■ DATA FOR REVIEW ■
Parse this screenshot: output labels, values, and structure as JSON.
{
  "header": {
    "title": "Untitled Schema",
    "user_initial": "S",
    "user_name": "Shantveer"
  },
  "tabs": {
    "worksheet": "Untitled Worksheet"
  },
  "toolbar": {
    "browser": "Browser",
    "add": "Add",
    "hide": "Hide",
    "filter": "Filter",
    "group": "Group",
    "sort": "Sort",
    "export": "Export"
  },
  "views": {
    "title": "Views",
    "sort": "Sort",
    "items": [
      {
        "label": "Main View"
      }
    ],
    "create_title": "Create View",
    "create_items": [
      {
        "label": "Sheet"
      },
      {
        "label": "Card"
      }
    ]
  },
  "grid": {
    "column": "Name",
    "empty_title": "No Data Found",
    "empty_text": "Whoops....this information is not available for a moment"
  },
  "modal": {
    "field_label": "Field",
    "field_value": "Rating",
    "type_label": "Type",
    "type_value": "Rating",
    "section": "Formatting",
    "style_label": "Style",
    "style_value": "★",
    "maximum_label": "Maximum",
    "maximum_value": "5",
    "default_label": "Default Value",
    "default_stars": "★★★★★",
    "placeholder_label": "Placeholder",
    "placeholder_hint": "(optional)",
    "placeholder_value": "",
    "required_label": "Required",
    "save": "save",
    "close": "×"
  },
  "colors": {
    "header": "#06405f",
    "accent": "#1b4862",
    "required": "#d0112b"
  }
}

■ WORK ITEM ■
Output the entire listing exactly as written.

■ WRITTEN ANSWER ■
Parse this screenshot: output labels, values, and structure as JSON.
{
  "header": {
    "title": "Untitled Schema",
    "user_initial": "S",
    "user_name": "Shantveer"
  },
  "tabs": {
    "worksheet": "Untitled Worksheet"
  },
  "toolbar": {
    "browser": "Browser",
    "add": "Add",
    "hide": "Hide",
    "filter": "Filter",
    "group": "Group",
    "sort": "Sort",
    "export": "Export"
  },
  "views": {
    "title": "Views",
    "sort": "Sort",
    "items": [
      {
        "label": "Main View"
      }
    ],
    "create_title": "Create View",
    "create_items": [
      {
        "label": "Sheet"
      },
      {
        "label": "Card"
      }
    ]
  },
  "grid": {
    "column": "Name",
    "empty_title": "No Data Found",
    "empty_text": "Whoops....this information is not available for a moment"
  },
  "modal": {
    "field_label": "Field",
    "field_value": "Rating",
    "type_label": "Type",
    "type_value": "Rating",
    "section": "Formatting",
    "style_label": "Style",
    "style_value": "★",
    "maximum_label": "Maximum",
    "maximum_value": "5",
    "default_label": "Default Value",
    "default_stars": "★★★★★",
    "placeholder_label": "Placeholder",
    "placeholder_hint": "(optional)",
    "placeholder_value": "",
    "required_label": "Required",
    "save": "save",
    "close": "×"
  },
  "colors": {
    "header": "#06405f",
    "accent": "#1b4862",
    "required": "#d0112b"
  }
}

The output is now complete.